Until yesterday, Zoom did not offer closed captions on free accounts which is very necessary for the Deaf and hard of hearing community, people with auditory processing issues, and second language learners. Automated captions—while they do have their flaws, especially with foreign accents—help people like me catch more of what people are talking about.


Zoom issued a statement to me late last night in the form of a link to a brand-new public blog post, after an inquiry for this piece. I’ve been thinking and talking about this publicly for some time. Zoom plans to roll out live captions to everyone in fall 2021, but people can now fill out live transcript access requests. I jumped on filling out the form—which was temporarily closed to the public when the blog post went live for at least 10 minutes—and now I am waiting for one to two weeks to get access to live transcripts.

I am happy that Zoom is making this change, but it should not have taken this long. While in its statement, Zoom claims that they made this change to “provide a platform that is accessible to all of the diverse communities we serve,” public pressure likely played a role in this change. This includes a petition about Zoom that hearing loss advocate Shari Eberts created on which has accumulated over 80,000 signatures as of this morning and a December 2020 class-action lawsuit against Zoom from people with hearing loss who have had to pay for captioning.

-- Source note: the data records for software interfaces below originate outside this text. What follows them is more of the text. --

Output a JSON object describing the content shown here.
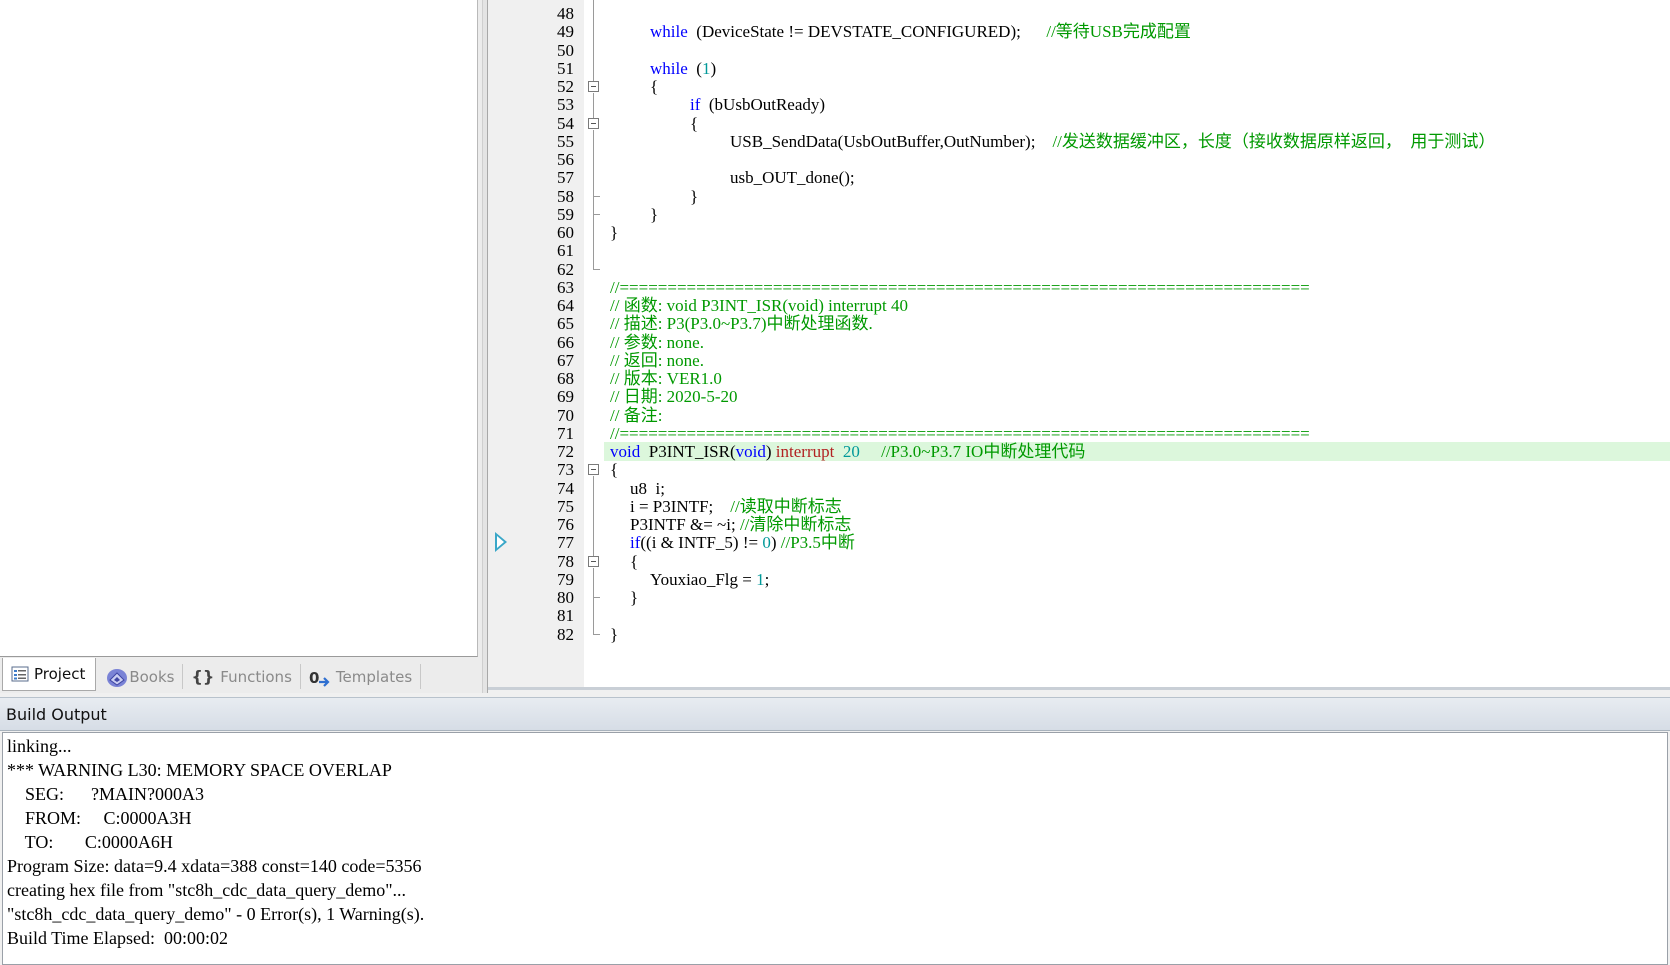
{
  "project_panel": {
    "tabs": [
      {
        "label": "Project",
        "icon": "project-icon",
        "active": true
      },
      {
        "label": "Books",
        "icon": "books-icon",
        "active": false
      },
      {
        "label": "Functions",
        "icon": "braces-icon",
        "active": false
      },
      {
        "label": "Templates",
        "icon": "templates-icon",
        "active": false
      }
    ]
  },
  "editor": {
    "current_line": 72,
    "execution_line": 77,
    "lines": [
      {
        "n": "48",
        "code": "",
        "indent": 0
      },
      {
        "n": "49",
        "indent": 40,
        "tokens": [
          [
            "kw",
            "while"
          ],
          [
            "",
            "  (DeviceState != DEVSTATE_CONFIGURED);      "
          ],
          [
            "cm",
            "//等待USB完成配置"
          ]
        ]
      },
      {
        "n": "50",
        "code": "",
        "indent": 0
      },
      {
        "n": "51",
        "indent": 40,
        "tokens": [
          [
            "kw",
            "while"
          ],
          [
            "",
            "  ("
          ],
          [
            "num",
            "1"
          ],
          [
            "",
            ")"
          ]
        ]
      },
      {
        "n": "52",
        "indent": 40,
        "tokens": [
          [
            "",
            "{"
          ]
        ]
      },
      {
        "n": "53",
        "indent": 80,
        "tokens": [
          [
            "kw",
            "if"
          ],
          [
            "",
            "  (bUsbOutReady)"
          ]
        ]
      },
      {
        "n": "54",
        "indent": 80,
        "tokens": [
          [
            "",
            "{"
          ]
        ]
      },
      {
        "n": "55",
        "indent": 120,
        "tokens": [
          [
            "",
            "USB_SendData(UsbOutBuffer,OutNumber);    "
          ],
          [
            "cm",
            "//发送数据缓冲区，长度（接收数据原样返回，  用于测试）"
          ]
        ]
      },
      {
        "n": "56",
        "code": "",
        "indent": 0
      },
      {
        "n": "57",
        "indent": 120,
        "tokens": [
          [
            "",
            "usb_OUT_done();"
          ]
        ]
      },
      {
        "n": "58",
        "indent": 80,
        "tokens": [
          [
            "",
            "}"
          ]
        ]
      },
      {
        "n": "59",
        "indent": 40,
        "tokens": [
          [
            "",
            "}"
          ]
        ]
      },
      {
        "n": "60",
        "indent": 0,
        "tokens": [
          [
            "",
            "}"
          ]
        ]
      },
      {
        "n": "61",
        "code": "",
        "indent": 0
      },
      {
        "n": "62",
        "code": "",
        "indent": 0
      },
      {
        "n": "63",
        "indent": 0,
        "tokens": [
          [
            "cm",
            "//========================================================================"
          ]
        ]
      },
      {
        "n": "64",
        "indent": 0,
        "tokens": [
          [
            "cm",
            "// 函数: void P3INT_ISR(void) interrupt 40"
          ]
        ]
      },
      {
        "n": "65",
        "indent": 0,
        "tokens": [
          [
            "cm",
            "// 描述: P3(P3.0~P3.7)中断处理函数."
          ]
        ]
      },
      {
        "n": "66",
        "indent": 0,
        "tokens": [
          [
            "cm",
            "// 参数: none."
          ]
        ]
      },
      {
        "n": "67",
        "indent": 0,
        "tokens": [
          [
            "cm",
            "// 返回: none."
          ]
        ]
      },
      {
        "n": "68",
        "indent": 0,
        "tokens": [
          [
            "cm",
            "// 版本: VER1.0"
          ]
        ]
      },
      {
        "n": "69",
        "indent": 0,
        "tokens": [
          [
            "cm",
            "// 日期: 2020-5-20"
          ]
        ]
      },
      {
        "n": "70",
        "indent": 0,
        "tokens": [
          [
            "cm",
            "// 备注:"
          ]
        ]
      },
      {
        "n": "71",
        "indent": 0,
        "tokens": [
          [
            "cm",
            "//========================================================================"
          ]
        ]
      },
      {
        "n": "72",
        "indent": 0,
        "tokens": [
          [
            "kw",
            "void"
          ],
          [
            "",
            "  P3INT_ISR("
          ],
          [
            "kw",
            "void"
          ],
          [
            "",
            ") "
          ],
          [
            "intr",
            "interrupt"
          ],
          [
            "",
            "  "
          ],
          [
            "num",
            "20"
          ],
          [
            "",
            "     "
          ],
          [
            "cm",
            "//P3.0~P3.7 IO中断处理代码"
          ]
        ]
      },
      {
        "n": "73",
        "indent": 0,
        "tokens": [
          [
            "",
            "{"
          ]
        ]
      },
      {
        "n": "74",
        "indent": 20,
        "tokens": [
          [
            "",
            "u8  i;"
          ]
        ]
      },
      {
        "n": "75",
        "indent": 20,
        "tokens": [
          [
            "",
            "i = P3INTF;    "
          ],
          [
            "cm",
            "//读取中断标志"
          ]
        ]
      },
      {
        "n": "76",
        "indent": 20,
        "tokens": [
          [
            "",
            "P3INTF &= ~i; "
          ],
          [
            "cm",
            "//清除中断标志"
          ]
        ]
      },
      {
        "n": "77",
        "indent": 20,
        "tokens": [
          [
            "kw",
            "if"
          ],
          [
            "",
            "((i & INTF_5) != "
          ],
          [
            "num",
            "0"
          ],
          [
            "",
            ") "
          ],
          [
            "cm",
            "//P3.5中断"
          ]
        ]
      },
      {
        "n": "78",
        "indent": 20,
        "tokens": [
          [
            "",
            "{"
          ]
        ]
      },
      {
        "n": "79",
        "indent": 40,
        "tokens": [
          [
            "",
            "Youxiao_Flg = "
          ],
          [
            "num",
            "1"
          ],
          [
            "",
            ";"
          ]
        ]
      },
      {
        "n": "80",
        "indent": 20,
        "tokens": [
          [
            "",
            "}"
          ]
        ]
      },
      {
        "n": "81",
        "code": "",
        "indent": 0
      },
      {
        "n": "82",
        "indent": 0,
        "tokens": [
          [
            "",
            "}"
          ]
        ]
      }
    ]
  },
  "build_output": {
    "title": "Build Output",
    "lines": [
      "linking...",
      "*** WARNING L30: MEMORY SPACE OVERLAP",
      "    SEG:      ?MAIN?000A3",
      "    FROM:     C:0000A3H",
      "    TO:       C:0000A6H",
      "Program Size: data=9.4 xdata=388 const=140 code=5356",
      "creating hex file from \"stc8h_cdc_data_query_demo\"...",
      "\"stc8h_cdc_data_query_demo\" - 0 Error(s), 1 Warning(s).",
      "Build Time Elapsed:  00:00:02"
    ]
  },
  "colors": {
    "keyword": "#0000ff",
    "comment": "#009900",
    "number": "#009999",
    "interrupt_keyword": "#b22222",
    "current_line_highlight": "#dcf7dc",
    "execution_arrow": "#3aa7c8"
  }
}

Zoom is not the only company or organization that has failed to accommodate hard of hearing and Deaf people throughout the pandemic. In fact, failing to accommodate hard of hearing and Deaf people seems to be a rare bi-partisan problem. Both New York Governor Andrew Cuomo and former U.S. President Donald Trump’s White House failed to have American Sign Language interpreters at their covid-19 briefings.

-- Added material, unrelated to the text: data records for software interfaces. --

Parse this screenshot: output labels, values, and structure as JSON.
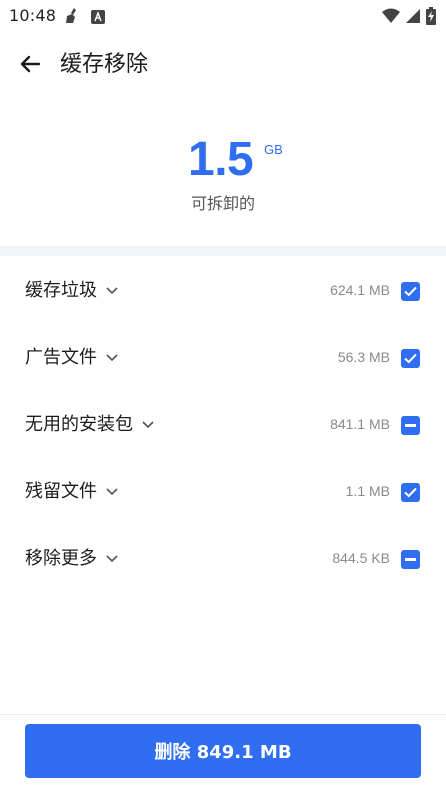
{
  "status_bar": {
    "time": "10:48",
    "left_icons": [
      "cleaner-broom-icon",
      "text-a-icon"
    ],
    "right_icons": [
      "wifi-icon",
      "signal-icon",
      "battery-charging-icon"
    ]
  },
  "header": {
    "title": "缓存移除",
    "back_icon": "arrow-back-icon"
  },
  "summary": {
    "value": "1.5",
    "unit": "GB",
    "caption": "可拆卸的"
  },
  "items": [
    {
      "label": "缓存垃圾",
      "size": "624.1 MB",
      "state": "checked"
    },
    {
      "label": "广告文件",
      "size": "56.3 MB",
      "state": "checked"
    },
    {
      "label": "无用的安装包",
      "size": "841.1 MB",
      "state": "partial"
    },
    {
      "label": "残留文件",
      "size": "1.1 MB",
      "state": "checked"
    },
    {
      "label": "移除更多",
      "size": "844.5 KB",
      "state": "partial"
    }
  ],
  "action": {
    "delete_label": "删除 849.1 MB"
  },
  "colors": {
    "accent": "#2f6ef0",
    "text_primary": "#1c1c1c",
    "text_secondary": "#8a8a8a",
    "band": "#f4f5f8"
  }
}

One argument that I have heard again and again from people who are not hard of hearing or Deaf defending Zoom not having free captions is that I should just get my company to grant me a paid account. This frustrates me for numerous reasons. Deaf people are disproportionately unemployed. According to the National Deaf Center and Postsecondary Outcomes, 53.3% of Deaf people ages 25-64 were employed in 2017, versus 75.8% of hearing people. Even if Deaf people are unemployed or underemployed, they should still have the same access to this essential technology without having to pay. I am also a freelancer, which means I have to pay for my own business expenses. I should not have to pay for equal access because of my disability, which many hard of hearing and Deaf people have been doing to have adequate accommodations over Zoom. Zoom’s past failure to realize the necessity of captions for the hard of hearing and Deaf community also makes me question how many disabled people are on their team.


Non-disabled people often do not recognize the importance of accommodations. Just last week, a California college professor was seen on TikTok berating a hard-of-hearing student for not responding in a way he considered to be appropriate, and for how the student interacted with their interpreter off-screen. I could not help but notice that the Zoom video did not have free captions either at this time. Virtual learning for heard of hearing and the Deaf community has come with its unique challenges, and I am happy that I only had to do my final semester remotely.

Disabled people need accessibility, but we also need non-disabled people to realize why giving us accommodations should not be optional.


It frustrates me that the disability community has to pressure tech companies and even the government to be inclusive. Navigating the world as a hard-of-hearing person is tiring due to inaccessibility, and it is also tiring to have to fight for my rights to accessibility.

Julia Métraux is a health and culture writer whose work has appeared in Narratively, Bitch Media, Business Insider, and Poynter. You can follow her on Twitter at @metraux_julia and read more of her work here.